**Your instructions:** Could you retype every entry below exactly as written?

┌────────

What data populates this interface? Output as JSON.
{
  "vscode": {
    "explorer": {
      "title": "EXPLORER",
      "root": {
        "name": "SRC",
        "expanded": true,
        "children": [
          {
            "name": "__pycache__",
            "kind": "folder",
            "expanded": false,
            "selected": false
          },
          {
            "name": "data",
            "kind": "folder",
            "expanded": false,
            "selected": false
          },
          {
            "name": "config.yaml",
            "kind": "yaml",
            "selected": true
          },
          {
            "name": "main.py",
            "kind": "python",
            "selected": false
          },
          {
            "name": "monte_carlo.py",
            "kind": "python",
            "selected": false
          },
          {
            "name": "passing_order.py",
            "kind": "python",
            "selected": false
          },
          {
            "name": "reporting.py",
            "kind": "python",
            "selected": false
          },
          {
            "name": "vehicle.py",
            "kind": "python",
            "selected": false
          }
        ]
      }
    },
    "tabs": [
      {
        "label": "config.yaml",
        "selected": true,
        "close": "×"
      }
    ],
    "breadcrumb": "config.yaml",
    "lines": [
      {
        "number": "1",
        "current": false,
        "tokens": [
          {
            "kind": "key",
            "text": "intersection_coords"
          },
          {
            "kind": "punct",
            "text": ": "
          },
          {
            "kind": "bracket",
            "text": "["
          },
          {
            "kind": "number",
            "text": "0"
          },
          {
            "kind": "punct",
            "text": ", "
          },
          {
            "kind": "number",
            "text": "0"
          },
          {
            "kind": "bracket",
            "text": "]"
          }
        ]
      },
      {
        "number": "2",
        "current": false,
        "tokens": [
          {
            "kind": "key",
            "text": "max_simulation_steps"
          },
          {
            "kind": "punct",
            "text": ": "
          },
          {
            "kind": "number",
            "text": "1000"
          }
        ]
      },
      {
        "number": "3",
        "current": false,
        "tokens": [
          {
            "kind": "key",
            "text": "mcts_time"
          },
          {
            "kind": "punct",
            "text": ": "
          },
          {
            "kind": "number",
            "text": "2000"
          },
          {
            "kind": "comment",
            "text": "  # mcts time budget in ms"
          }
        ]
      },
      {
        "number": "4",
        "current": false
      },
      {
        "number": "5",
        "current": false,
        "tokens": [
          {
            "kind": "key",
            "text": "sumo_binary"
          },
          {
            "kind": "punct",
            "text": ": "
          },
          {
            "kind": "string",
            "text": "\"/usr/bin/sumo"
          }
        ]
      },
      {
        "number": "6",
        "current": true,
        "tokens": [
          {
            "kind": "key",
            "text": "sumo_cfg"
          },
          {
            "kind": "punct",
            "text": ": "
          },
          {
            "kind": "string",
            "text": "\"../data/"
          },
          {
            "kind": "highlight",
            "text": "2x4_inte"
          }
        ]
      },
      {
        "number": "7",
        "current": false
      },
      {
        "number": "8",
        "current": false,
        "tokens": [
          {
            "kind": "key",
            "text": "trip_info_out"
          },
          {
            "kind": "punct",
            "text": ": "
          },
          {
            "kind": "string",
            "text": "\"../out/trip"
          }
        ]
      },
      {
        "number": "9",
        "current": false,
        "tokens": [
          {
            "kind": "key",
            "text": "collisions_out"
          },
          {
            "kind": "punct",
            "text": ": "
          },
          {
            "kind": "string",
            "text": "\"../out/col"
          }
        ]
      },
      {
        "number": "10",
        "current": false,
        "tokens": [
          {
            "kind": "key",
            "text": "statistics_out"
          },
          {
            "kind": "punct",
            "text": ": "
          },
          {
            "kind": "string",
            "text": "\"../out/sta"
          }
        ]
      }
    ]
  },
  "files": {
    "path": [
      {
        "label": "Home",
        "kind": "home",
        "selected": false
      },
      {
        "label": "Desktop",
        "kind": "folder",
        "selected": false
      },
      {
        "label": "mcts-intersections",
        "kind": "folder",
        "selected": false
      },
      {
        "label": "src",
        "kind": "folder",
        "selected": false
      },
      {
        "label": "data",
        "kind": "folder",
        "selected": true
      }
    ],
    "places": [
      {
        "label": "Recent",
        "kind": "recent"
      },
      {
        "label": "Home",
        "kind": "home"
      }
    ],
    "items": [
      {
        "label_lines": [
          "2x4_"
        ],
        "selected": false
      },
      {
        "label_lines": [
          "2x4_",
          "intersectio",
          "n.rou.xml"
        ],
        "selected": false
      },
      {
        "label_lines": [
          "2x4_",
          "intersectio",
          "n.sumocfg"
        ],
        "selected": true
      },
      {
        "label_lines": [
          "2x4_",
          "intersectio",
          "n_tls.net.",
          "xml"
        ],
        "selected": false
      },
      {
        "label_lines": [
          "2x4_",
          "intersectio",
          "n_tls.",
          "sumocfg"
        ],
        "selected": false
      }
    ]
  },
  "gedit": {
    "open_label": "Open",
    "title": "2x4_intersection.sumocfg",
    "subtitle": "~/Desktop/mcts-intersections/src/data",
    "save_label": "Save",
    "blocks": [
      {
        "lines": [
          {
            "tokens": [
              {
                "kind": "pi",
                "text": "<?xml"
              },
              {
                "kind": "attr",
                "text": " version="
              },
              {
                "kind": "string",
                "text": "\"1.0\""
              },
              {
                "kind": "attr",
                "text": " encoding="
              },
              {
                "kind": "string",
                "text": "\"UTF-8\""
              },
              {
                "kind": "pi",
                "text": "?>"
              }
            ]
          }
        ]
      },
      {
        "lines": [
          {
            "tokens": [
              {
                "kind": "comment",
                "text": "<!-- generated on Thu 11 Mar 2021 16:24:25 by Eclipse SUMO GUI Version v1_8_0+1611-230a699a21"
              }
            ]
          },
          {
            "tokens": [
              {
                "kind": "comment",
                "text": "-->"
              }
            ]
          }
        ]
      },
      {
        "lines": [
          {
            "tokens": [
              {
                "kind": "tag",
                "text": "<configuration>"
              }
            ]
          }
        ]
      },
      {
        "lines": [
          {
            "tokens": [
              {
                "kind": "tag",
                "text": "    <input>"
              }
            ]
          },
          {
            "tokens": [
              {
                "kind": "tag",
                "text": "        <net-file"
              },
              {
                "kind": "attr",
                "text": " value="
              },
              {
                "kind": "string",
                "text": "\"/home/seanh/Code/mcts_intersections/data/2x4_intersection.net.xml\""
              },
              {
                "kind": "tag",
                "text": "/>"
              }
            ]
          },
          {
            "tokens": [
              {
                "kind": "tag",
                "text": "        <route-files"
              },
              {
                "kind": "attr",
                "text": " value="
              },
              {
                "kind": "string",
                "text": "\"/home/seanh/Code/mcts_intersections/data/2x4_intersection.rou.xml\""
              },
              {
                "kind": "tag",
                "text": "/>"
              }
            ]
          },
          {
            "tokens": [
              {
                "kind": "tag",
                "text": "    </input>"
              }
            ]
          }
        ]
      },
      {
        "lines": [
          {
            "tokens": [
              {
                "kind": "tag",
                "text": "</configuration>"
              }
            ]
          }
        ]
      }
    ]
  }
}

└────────

**Worked solution:**
What data populates this interface? Output as JSON.
{
  "vscode": {
    "explorer": {
      "title": "EXPLORER",
      "root": {
        "name": "SRC",
        "expanded": true,
        "children": [
          {
            "name": "__pycache__",
            "kind": "folder",
            "expanded": false,
            "selected": false
          },
          {
            "name": "data",
            "kind": "folder",
            "expanded": false,
            "selected": false
          },
          {
            "name": "config.yaml",
            "kind": "yaml",
            "selected": true
          },
          {
            "name": "main.py",
            "kind": "python",
            "selected": false
          },
          {
            "name": "monte_carlo.py",
            "kind": "python",
            "selected": false
          },
          {
            "name": "passing_order.py",
            "kind": "python",
            "selected": false
          },
          {
            "name": "reporting.py",
            "kind": "python",
            "selected": false
          },
          {
            "name": "vehicle.py",
            "kind": "python",
            "selected": false
          }
        ]
      }
    },
    "tabs": [
      {
        "label": "config.yaml",
        "selected": true,
        "close": "×"
      }
    ],
    "breadcrumb": "config.yaml",
    "lines": [
      {
        "number": "1",
        "current": false,
        "tokens": [
          {
            "kind": "key",
            "text": "intersection_coords"
          },
          {
            "kind": "punct",
            "text": ": "
          },
          {
            "kind": "bracket",
            "text": "["
          },
          {
            "kind": "number",
            "text": "0"
          },
          {
            "kind": "punct",
            "text": ", "
          },
          {
            "kind": "number",
            "text": "0"
          },
          {
            "kind": "bracket",
            "text": "]"
          }
        ]
      },
      {
        "number": "2",
        "current": false,
        "tokens": [
          {
            "kind": "key",
            "text": "max_simulation_steps"
          },
          {
            "kind": "punct",
            "text": ": "
          },
          {
            "kind": "number",
            "text": "1000"
          }
        ]
      },
      {
        "number": "3",
        "current": false,
        "tokens": [
          {
            "kind": "key",
            "text": "mcts_time"
          },
          {
            "kind": "punct",
            "text": ": "
          },
          {
            "kind": "number",
            "text": "2000"
          },
          {
            "kind": "comment",
            "text": "  # mcts time budget in ms"
          }
        ]
      },
      {
        "number": "4",
        "current": false
      },
      {
        "number": "5",
        "current": false,
        "tokens": [
          {
            "kind": "key",
            "text": "sumo_binary"
          },
          {
            "kind": "punct",
            "text": ": "
          },
          {
            "kind": "string",
            "text": "\"/usr/bin/sumo"
          }
        ]
      },
      {
        "number": "6",
        "current": true,
        "tokens": [
          {
            "kind": "key",
            "text": "sumo_cfg"
          },
          {
            "kind": "punct",
            "text": ": "
          },
          {
            "kind": "string",
            "text": "\"../data/"
          },
          {
            "kind": "highlight",
            "text": "2x4_inte"
          }
        ]
      },
      {
        "number": "7",
        "current": false
      },
      {
        "number": "8",
        "current": false,
        "tokens": [
          {
            "kind": "key",
            "text": "trip_info_out"
          },
          {
            "kind": "punct",
            "text": ": "
          },
          {
            "kind": "string",
            "text": "\"../out/trip"
          }
        ]
      },
      {
        "number": "9",
        "current": false,
        "tokens": [
          {
            "kind": "key",
            "text": "collisions_out"
          },
          {
            "kind": "punct",
            "text": ": "
          },
          {
            "kind": "string",
            "text": "\"../out/col"
          }
        ]
      },
      {
        "number": "10",
        "current": false,
        "tokens": [
          {
            "kind": "key",
            "text": "statistics_out"
          },
          {
            "kind": "punct",
            "text": ": "
          },
          {
            "kind": "string",
            "text": "\"../out/sta"
          }
        ]
      }
    ]
  },
  "files": {
    "path": [
      {
        "label": "Home",
        "kind": "home",
        "selected": false
      },
      {
        "label": "Desktop",
        "kind": "folder",
        "selected": false
      },
      {
        "label": "mcts-intersections",
        "kind": "folder",
        "selected": false
      },
      {
        "label": "src",
        "kind": "folder",
        "selected": false
      },
      {
        "label": "data",
        "kind": "folder",
        "selected": true
      }
    ],
    "places": [
      {
        "label": "Recent",
        "kind": "recent"
      },
      {
        "label": "Home",
        "kind": "home"
      }
    ],
    "items": [
      {
        "label_lines": [
          "2x4_"
        ],
        "selected": false
      },
      {
        "label_lines": [
          "2x4_",
          "intersectio",
          "n.rou.xml"
        ],
        "selected": false
      },
      {
        "label_lines": [
          "2x4_",
          "intersectio",
          "n.sumocfg"
        ],
        "selected": true
      },
      {
        "label_lines": [
          "2x4_",
          "intersectio",
          "n_tls.net.",
          "xml"
        ],
        "selected": false
      },
      {
        "label_lines": [
          "2x4_",
          "intersectio",
          "n_tls.",
          "sumocfg"
        ],
        "selected": false
      }
    ]
  },
  "gedit": {
    "open_label": "Open",
    "title": "2x4_intersection.sumocfg",
    "subtitle": "~/Desktop/mcts-intersections/src/data",
    "save_label": "Save",
    "blocks": [
      {
        "lines": [
          {
            "tokens": [
              {
                "kind": "pi",
                "text": "<?xml"
              },
              {
                "kind": "attr",
                "text": " version="
              },
              {
                "kind": "string",
                "text": "\"1.0\""
              },
              {
                "kind": "attr",
                "text": " encoding="
              },
              {
                "kind": "string",
                "text": "\"UTF-8\""
              },
              {
                "kind": "pi",
                "text": "?>"
              }
            ]
          }
        ]
      },
      {
        "lines": [
          {
            "tokens": [
              {
                "kind": "comment",
                "text": "<!-- generated on Thu 11 Mar 2021 16:24:25 by Eclipse SUMO GUI Version v1_8_0+1611-230a699a21"
              }
            ]
          },
          {
            "tokens": [
              {
                "kind": "comment",
                "text": "-->"
              }
            ]
          }
        ]
      },
      {
        "lines": [
          {
            "tokens": [
              {
                "kind": "tag",
                "text": "<configuration>"
              }
            ]
          }
        ]
      },
      {
        "lines": [
          {
            "tokens": [
              {
                "kind": "tag",
                "text": "    <input>"
              }
            ]
          },
          {
            "tokens": [
              {
                "kind": "tag",
                "text": "        <net-file"
              },
              {
                "kind": "attr",
                "text": " value="
              },
              {
                "kind": "string",
                "text": "\"/home/seanh/Code/mcts_intersections/data/2x4_intersection.net.xml\""
              },
              {
                "kind": "tag",
                "text": "/>"
              }
            ]
          },
          {
            "tokens": [
              {
                "kind": "tag",
                "text": "        <route-files"
              },
              {
                "kind": "attr",
                "text": " value="
              },
              {
                "kind": "string",
                "text": "\"/home/seanh/Code/mcts_intersections/data/2x4_intersection.rou.xml\""
              },
              {
                "kind": "tag",
                "text": "/>"
              }
            ]
          },
          {
            "tokens": [
              {
                "kind": "tag",
                "text": "    </input>"
              }
            ]
          }
        ]
      },
      {
        "lines": [
          {
            "tokens": [
              {
                "kind": "tag",
                "text": "</configuration>"
              }
            ]
          }
        ]
      }
    ]
  }
}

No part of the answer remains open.